:: What is being asked ::
Answer with a number only, giving how many lines in the data below include "outputs".

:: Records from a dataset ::
*** Begin section ***

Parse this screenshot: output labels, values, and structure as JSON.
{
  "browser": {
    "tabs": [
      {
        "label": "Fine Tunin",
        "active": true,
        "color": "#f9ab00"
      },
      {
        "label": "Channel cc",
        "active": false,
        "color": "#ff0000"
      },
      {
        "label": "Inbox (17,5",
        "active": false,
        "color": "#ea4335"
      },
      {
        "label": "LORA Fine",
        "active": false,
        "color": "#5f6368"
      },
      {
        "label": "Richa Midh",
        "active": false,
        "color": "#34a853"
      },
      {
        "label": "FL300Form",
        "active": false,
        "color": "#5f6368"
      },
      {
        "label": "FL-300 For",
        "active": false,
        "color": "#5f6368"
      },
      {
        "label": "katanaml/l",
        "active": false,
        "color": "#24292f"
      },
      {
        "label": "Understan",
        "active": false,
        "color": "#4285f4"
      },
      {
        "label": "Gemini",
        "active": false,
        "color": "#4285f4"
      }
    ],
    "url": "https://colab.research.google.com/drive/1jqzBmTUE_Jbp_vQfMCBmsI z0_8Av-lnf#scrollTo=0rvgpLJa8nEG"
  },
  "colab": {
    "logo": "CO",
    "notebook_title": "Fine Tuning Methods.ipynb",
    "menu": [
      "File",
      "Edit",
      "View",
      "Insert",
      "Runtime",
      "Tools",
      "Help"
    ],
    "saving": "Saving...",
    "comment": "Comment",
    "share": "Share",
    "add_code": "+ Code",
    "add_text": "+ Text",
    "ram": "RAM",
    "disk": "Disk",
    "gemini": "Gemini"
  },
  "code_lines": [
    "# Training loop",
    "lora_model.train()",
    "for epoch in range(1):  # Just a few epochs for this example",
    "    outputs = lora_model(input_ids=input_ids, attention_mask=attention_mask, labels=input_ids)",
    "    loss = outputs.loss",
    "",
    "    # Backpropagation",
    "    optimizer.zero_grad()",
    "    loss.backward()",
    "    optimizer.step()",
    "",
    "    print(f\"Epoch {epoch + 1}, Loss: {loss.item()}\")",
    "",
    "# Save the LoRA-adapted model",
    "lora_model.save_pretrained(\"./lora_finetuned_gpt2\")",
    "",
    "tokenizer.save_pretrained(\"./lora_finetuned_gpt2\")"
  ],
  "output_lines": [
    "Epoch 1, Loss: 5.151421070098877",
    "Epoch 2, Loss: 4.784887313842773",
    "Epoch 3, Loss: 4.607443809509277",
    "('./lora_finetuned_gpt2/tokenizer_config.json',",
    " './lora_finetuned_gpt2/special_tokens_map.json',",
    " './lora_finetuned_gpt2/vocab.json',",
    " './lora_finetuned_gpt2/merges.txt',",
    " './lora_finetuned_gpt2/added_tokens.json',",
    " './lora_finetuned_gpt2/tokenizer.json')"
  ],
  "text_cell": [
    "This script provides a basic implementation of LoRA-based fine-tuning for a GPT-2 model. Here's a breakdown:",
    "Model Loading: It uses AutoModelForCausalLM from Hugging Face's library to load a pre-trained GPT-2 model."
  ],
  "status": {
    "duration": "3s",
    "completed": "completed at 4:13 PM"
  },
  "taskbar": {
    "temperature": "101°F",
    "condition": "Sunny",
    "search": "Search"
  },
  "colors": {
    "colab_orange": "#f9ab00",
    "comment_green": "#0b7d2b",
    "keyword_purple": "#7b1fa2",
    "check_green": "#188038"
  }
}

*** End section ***

:: Output ::
2